**WHAT THE TASK ASKS**
Please copy every record below exactly, but leave the pictures out.

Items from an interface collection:
★ ★ ★ ★ ★

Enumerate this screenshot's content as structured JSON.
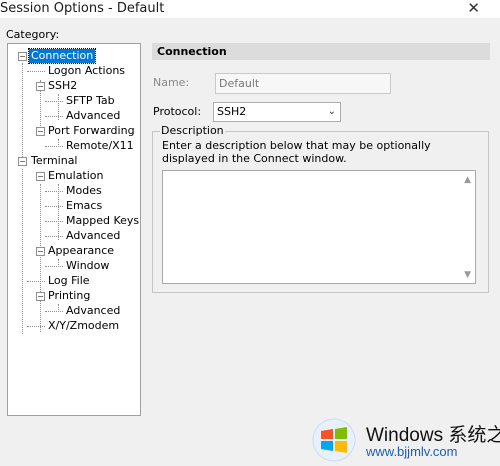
{
  "window": {
    "title": "Session Options - Default",
    "close_glyph": "✕"
  },
  "category_label": "Category:",
  "tree": {
    "items": [
      {
        "label": "Connection",
        "expander": "−"
      },
      {
        "label": "Logon Actions"
      },
      {
        "label": "SSH2",
        "expander": "−"
      },
      {
        "label": "SFTP Tab"
      },
      {
        "label": "Advanced"
      },
      {
        "label": "Port Forwarding",
        "expander": "−"
      },
      {
        "label": "Remote/X11"
      },
      {
        "label": "Terminal",
        "expander": "−"
      },
      {
        "label": "Emulation",
        "expander": "−"
      },
      {
        "label": "Modes"
      },
      {
        "label": "Emacs"
      },
      {
        "label": "Mapped Keys"
      },
      {
        "label": "Advanced"
      },
      {
        "label": "Appearance",
        "expander": "−"
      },
      {
        "label": "Window"
      },
      {
        "label": "Log File"
      },
      {
        "label": "Printing",
        "expander": "−"
      },
      {
        "label": "Advanced"
      },
      {
        "label": "X/Y/Zmodem"
      }
    ]
  },
  "panel": {
    "header": "Connection",
    "name_label": "Name:",
    "name_value": "Default",
    "protocol_label": "Protocol:",
    "protocol_value": "SSH2",
    "description_legend": "Description",
    "description_help": "Enter a description below that may be optionally displayed in the Connect window.",
    "description_value": "",
    "dropdown_glyph": "⌄",
    "scroll_up_glyph": "▲",
    "scroll_down_glyph": "▼"
  },
  "watermark": {
    "title": "Windows 系统之家",
    "subtitle": "www.bjjmlv.com",
    "logo_colors": [
      "#f35325",
      "#81bc06",
      "#05a6f0",
      "#ffba08"
    ]
  }
}
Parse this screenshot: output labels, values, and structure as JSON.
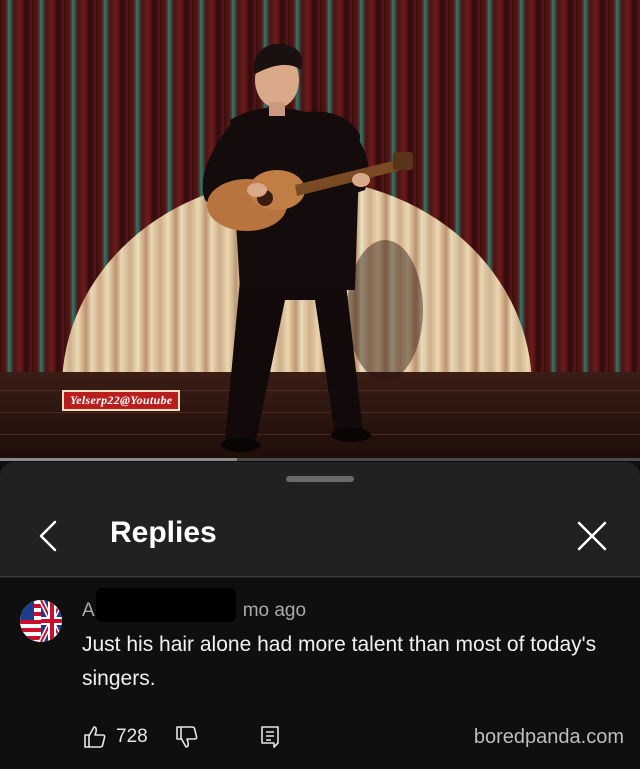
{
  "video": {
    "watermark": "Yelserp22@Youtube",
    "progress_fraction": 0.14,
    "buffered_fraction": 0.37
  },
  "panel": {
    "title": "Replies"
  },
  "comment": {
    "author_prefix": "A",
    "age_suffix": "mo ago",
    "text": "Just his hair alone had more talent than most of today's singers.",
    "like_count": "728"
  },
  "footer": {
    "credit": "boredpanda.com"
  },
  "icons": {
    "back": "chevron-left-icon",
    "close": "close-icon",
    "like": "thumbs-up-icon",
    "dislike": "thumbs-down-icon",
    "reply": "comment-icon",
    "avatar": "uk-flag-avatar"
  },
  "colors": {
    "progress": "#e52d27",
    "background": "#0f0f0f",
    "panel": "#212121"
  }
}
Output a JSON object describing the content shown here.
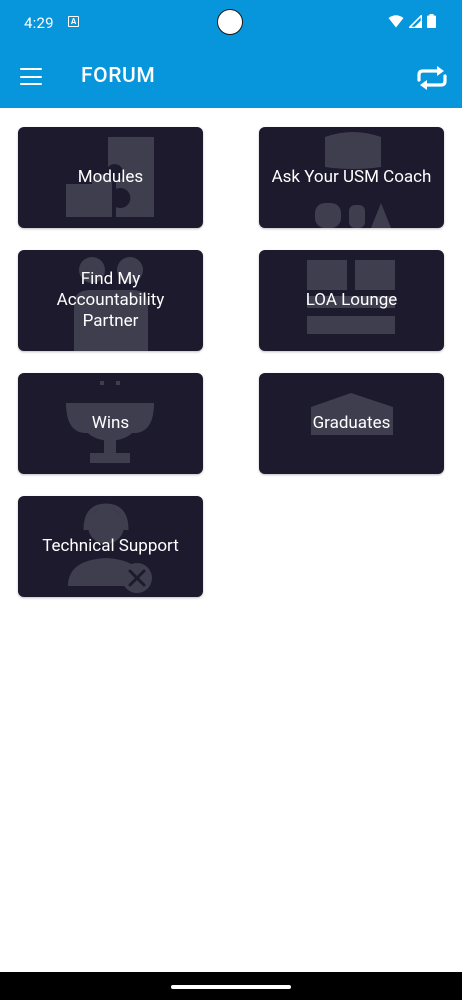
{
  "status_bar": {
    "time": "4:29",
    "notification_icon": "app-notification-icon",
    "icons": [
      "wifi-icon",
      "cell-signal-icon",
      "battery-icon"
    ]
  },
  "header": {
    "title": "FORUM",
    "menu_icon": "hamburger-menu-icon",
    "action_icon": "sync-icon"
  },
  "tiles": [
    {
      "label": "Modules",
      "icon": "puzzle-icon"
    },
    {
      "label": "Ask Your USM Coach",
      "icon": "qa-icon"
    },
    {
      "label": "Find My Accountability Partner",
      "icon": "partners-icon"
    },
    {
      "label": "LOA Lounge",
      "icon": "lounge-icon"
    },
    {
      "label": "Wins",
      "icon": "trophy-icon"
    },
    {
      "label": "Graduates",
      "icon": "graduation-cap-icon"
    },
    {
      "label": "Technical Support",
      "icon": "support-agent-icon"
    }
  ],
  "colors": {
    "header": "#0795dc",
    "tile": "#1c1a2c",
    "tile_icon": "#3f3e4f",
    "background": "#ffffff"
  }
}
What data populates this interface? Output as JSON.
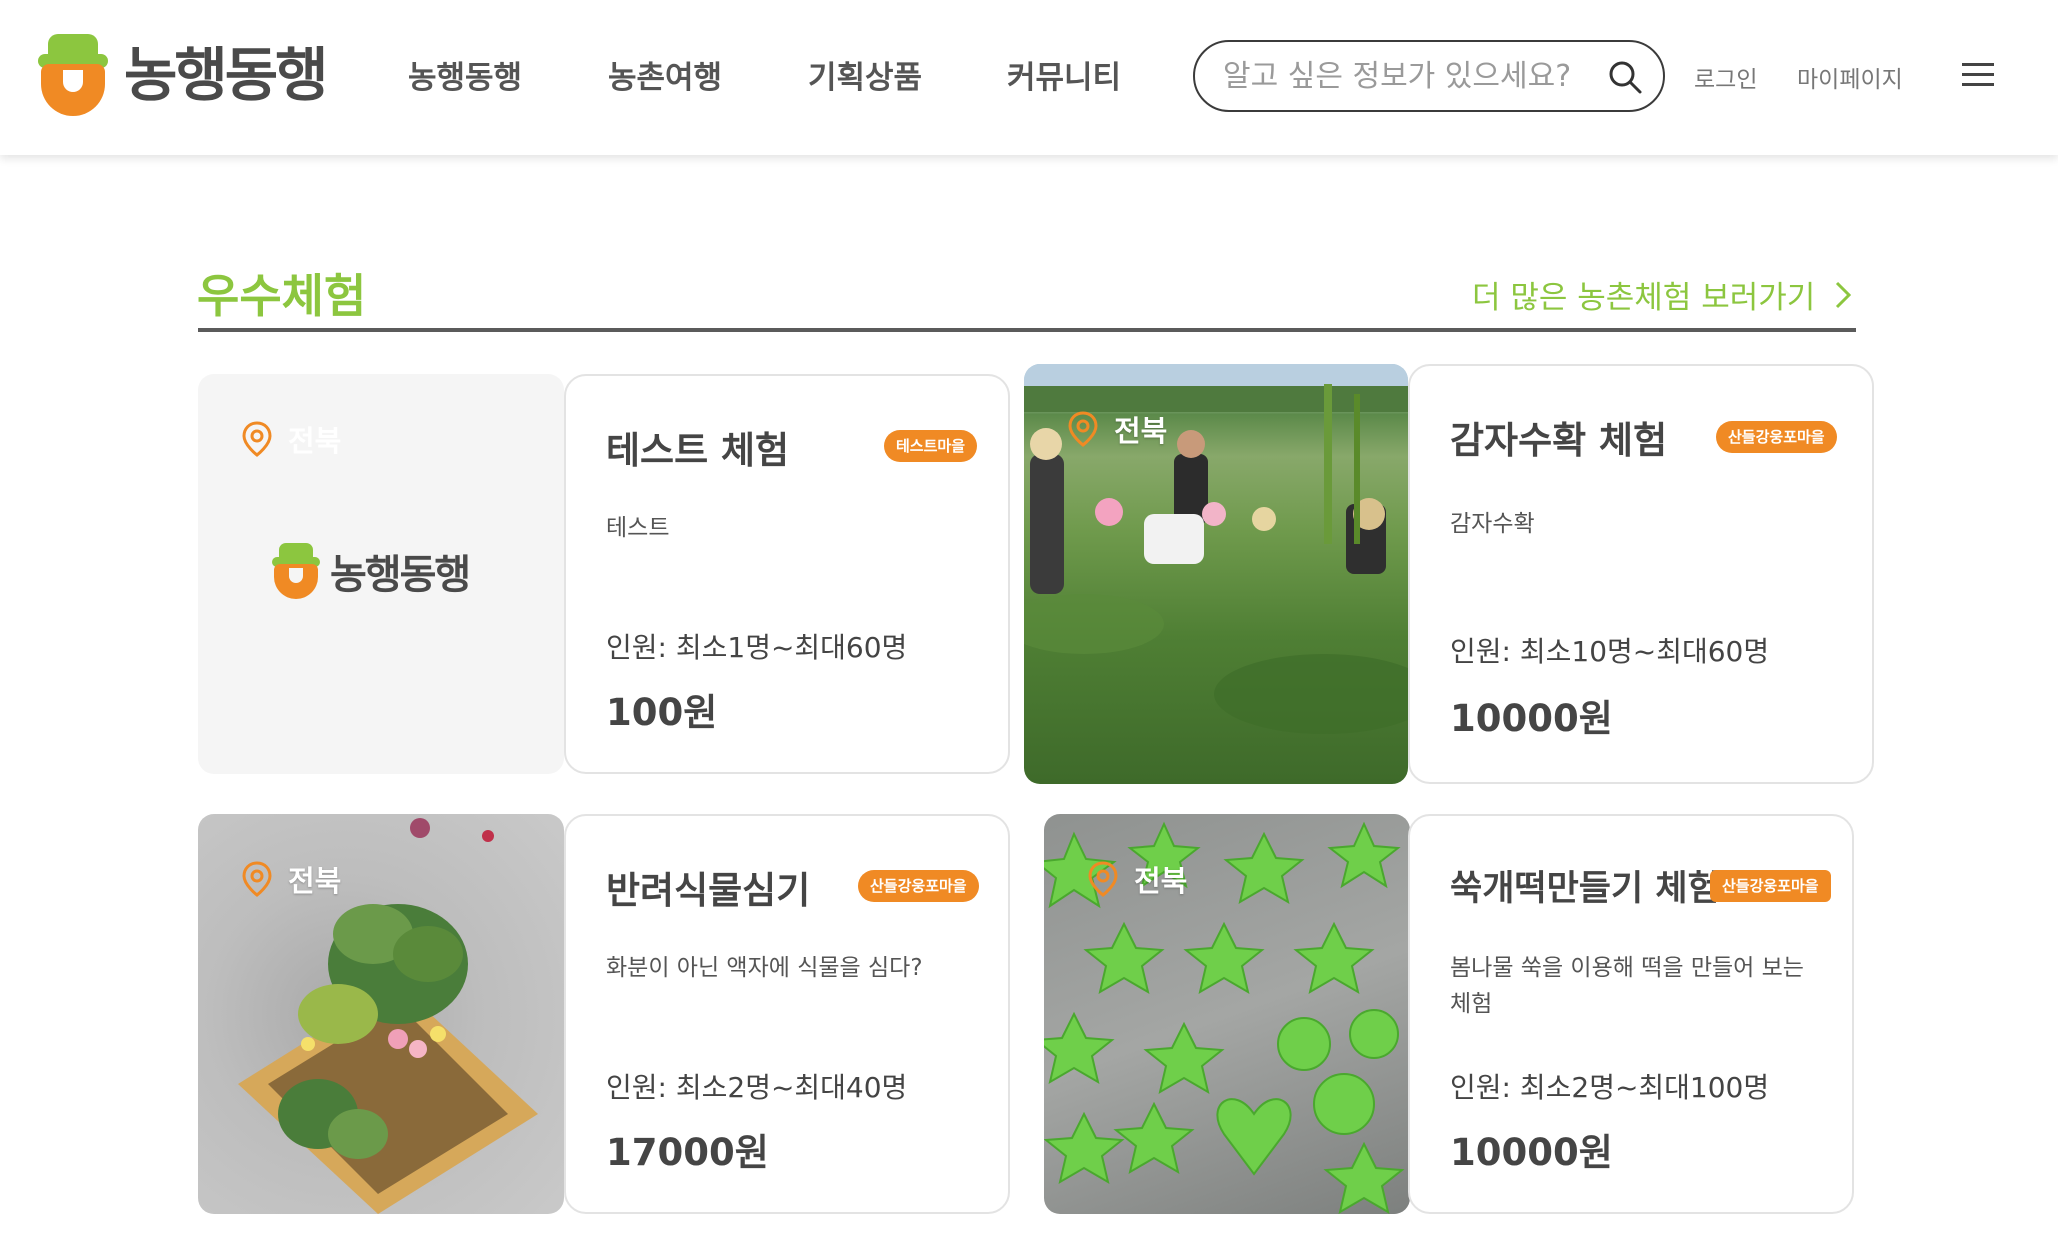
{
  "header": {
    "logo_text": "농행동행",
    "nav": [
      "농행동행",
      "농촌여행",
      "기획상품",
      "커뮤니티"
    ],
    "search_placeholder": "알고 싶은 정보가 있으세요?",
    "login": "로그인",
    "mypage": "마이페이지"
  },
  "section": {
    "title": "우수체험",
    "more_link": "더 많은 농촌체험 보러가기"
  },
  "cards": [
    {
      "location": "전북",
      "title": "테스트 체험",
      "badge": "테스트마을",
      "description": "테스트",
      "people": "인원:  최소1명~최대60명",
      "price": "100원",
      "thumb_logo": "농행동행"
    },
    {
      "location": "전북",
      "title": "감자수확 체험",
      "badge": "산들강웅포마을",
      "description": "감자수확",
      "people": "인원:  최소10명~최대60명",
      "price": "10000원"
    },
    {
      "location": "전북",
      "title": "반려식물심기",
      "badge": "산들강웅포마을",
      "description": "화분이 아닌 액자에 식물을 심다?",
      "people": "인원:  최소2명~최대40명",
      "price": "17000원"
    },
    {
      "location": "전북",
      "title": "쑥개떡만들기 체험",
      "badge": "산들강웅포마을",
      "description": "봄나물 쑥을 이용해 떡을 만들어 보는 체험",
      "people": "인원:  최소2명~최대100명",
      "price": "10000원"
    }
  ],
  "colors": {
    "brand_green": "#8cc63f",
    "brand_orange": "#f08a24"
  }
}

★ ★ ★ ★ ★

**WRITTEN RESPONSE**
Enumerate this screenshot's content as structured JSON.
{
  "window": {
    "title": "Session Options - Default",
    "close_glyph": "✕"
  },
  "category_label": "Category:",
  "tree": {
    "items": [
      {
        "label": "Connection",
        "expander": "−"
      },
      {
        "label": "Logon Actions"
      },
      {
        "label": "SSH2",
        "expander": "−"
      },
      {
        "label": "SFTP Tab"
      },
      {
        "label": "Advanced"
      },
      {
        "label": "Port Forwarding",
        "expander": "−"
      },
      {
        "label": "Remote/X11"
      },
      {
        "label": "Terminal",
        "expander": "−"
      },
      {
        "label": "Emulation",
        "expander": "−"
      },
      {
        "label": "Modes"
      },
      {
        "label": "Emacs"
      },
      {
        "label": "Mapped Keys"
      },
      {
        "label": "Advanced"
      },
      {
        "label": "Appearance",
        "expander": "−"
      },
      {
        "label": "Window"
      },
      {
        "label": "Log File"
      },
      {
        "label": "Printing",
        "expander": "−"
      },
      {
        "label": "Advanced"
      },
      {
        "label": "X/Y/Zmodem"
      }
    ]
  },
  "panel": {
    "header": "Connection",
    "name_label": "Name:",
    "name_value": "Default",
    "protocol_label": "Protocol:",
    "protocol_value": "SSH2",
    "description_legend": "Description",
    "description_help": "Enter a description below that may be optionally displayed in the Connect window.",
    "description_value": "",
    "dropdown_glyph": "⌄",
    "scroll_up_glyph": "▲",
    "scroll_down_glyph": "▼"
  },
  "watermark": {
    "title": "Windows 系统之家",
    "subtitle": "www.bjjmlv.com",
    "logo_colors": [
      "#f35325",
      "#81bc06",
      "#05a6f0",
      "#ffba08"
    ]
  }
}
Parse this screenshot: output labels, values, and structure as JSON.
{
  "video": {
    "watermark": "Yelserp22@Youtube",
    "progress_fraction": 0.14,
    "buffered_fraction": 0.37
  },
  "panel": {
    "title": "Replies"
  },
  "comment": {
    "author_prefix": "A",
    "age_suffix": "mo ago",
    "text": "Just his hair alone had more talent than most of today's singers.",
    "like_count": "728"
  },
  "footer": {
    "credit": "boredpanda.com"
  },
  "icons": {
    "back": "chevron-left-icon",
    "close": "close-icon",
    "like": "thumbs-up-icon",
    "dislike": "thumbs-down-icon",
    "reply": "comment-icon",
    "avatar": "uk-flag-avatar"
  },
  "colors": {
    "progress": "#e52d27",
    "background": "#0f0f0f",
    "panel": "#212121"
  }
}
Output a JSON object describing the content shown here.
{
  "status_bar": {
    "time": "4:29",
    "notification_icon": "app-notification-icon",
    "icons": [
      "wifi-icon",
      "cell-signal-icon",
      "battery-icon"
    ]
  },
  "header": {
    "title": "FORUM",
    "menu_icon": "hamburger-menu-icon",
    "action_icon": "sync-icon"
  },
  "tiles": [
    {
      "label": "Modules",
      "icon": "puzzle-icon"
    },
    {
      "label": "Ask Your USM Coach",
      "icon": "qa-icon"
    },
    {
      "label": "Find My Accountability Partner",
      "icon": "partners-icon"
    },
    {
      "label": "LOA Lounge",
      "icon": "lounge-icon"
    },
    {
      "label": "Wins",
      "icon": "trophy-icon"
    },
    {
      "label": "Graduates",
      "icon": "graduation-cap-icon"
    },
    {
      "label": "Technical Support",
      "icon": "support-agent-icon"
    }
  ],
  "colors": {
    "header": "#0795dc",
    "tile": "#1c1a2c",
    "tile_icon": "#3f3e4f",
    "background": "#ffffff"
  }
}
What data populates this interface? Output as JSON.
{
  "header": {
    "logo_text": "농행동행",
    "nav": [
      "농행동행",
      "농촌여행",
      "기획상품",
      "커뮤니티"
    ],
    "search_placeholder": "알고 싶은 정보가 있으세요?",
    "login": "로그인",
    "mypage": "마이페이지"
  },
  "section": {
    "title": "우수체험",
    "more_link": "더 많은 농촌체험 보러가기"
  },
  "cards": [
    {
      "location": "전북",
      "title": "테스트 체험",
      "badge": "테스트마을",
      "description": "테스트",
      "people": "인원:  최소1명~최대60명",
      "price": "100원",
      "thumb_logo": "농행동행"
    },
    {
      "location": "전북",
      "title": "감자수확 체험",
      "badge": "산들강웅포마을",
      "description": "감자수확",
      "people": "인원:  최소10명~최대60명",
      "price": "10000원"
    },
    {
      "location": "전북",
      "title": "반려식물심기",
      "badge": "산들강웅포마을",
      "description": "화분이 아닌 액자에 식물을 심다?",
      "people": "인원:  최소2명~최대40명",
      "price": "17000원"
    },
    {
      "location": "전북",
      "title": "쑥개떡만들기 체험",
      "badge": "산들강웅포마을",
      "description": "봄나물 쑥을 이용해 떡을 만들어 보는 체험",
      "people": "인원:  최소2명~최대100명",
      "price": "10000원"
    }
  ],
  "colors": {
    "brand_green": "#8cc63f",
    "brand_orange": "#f08a24"
  }
}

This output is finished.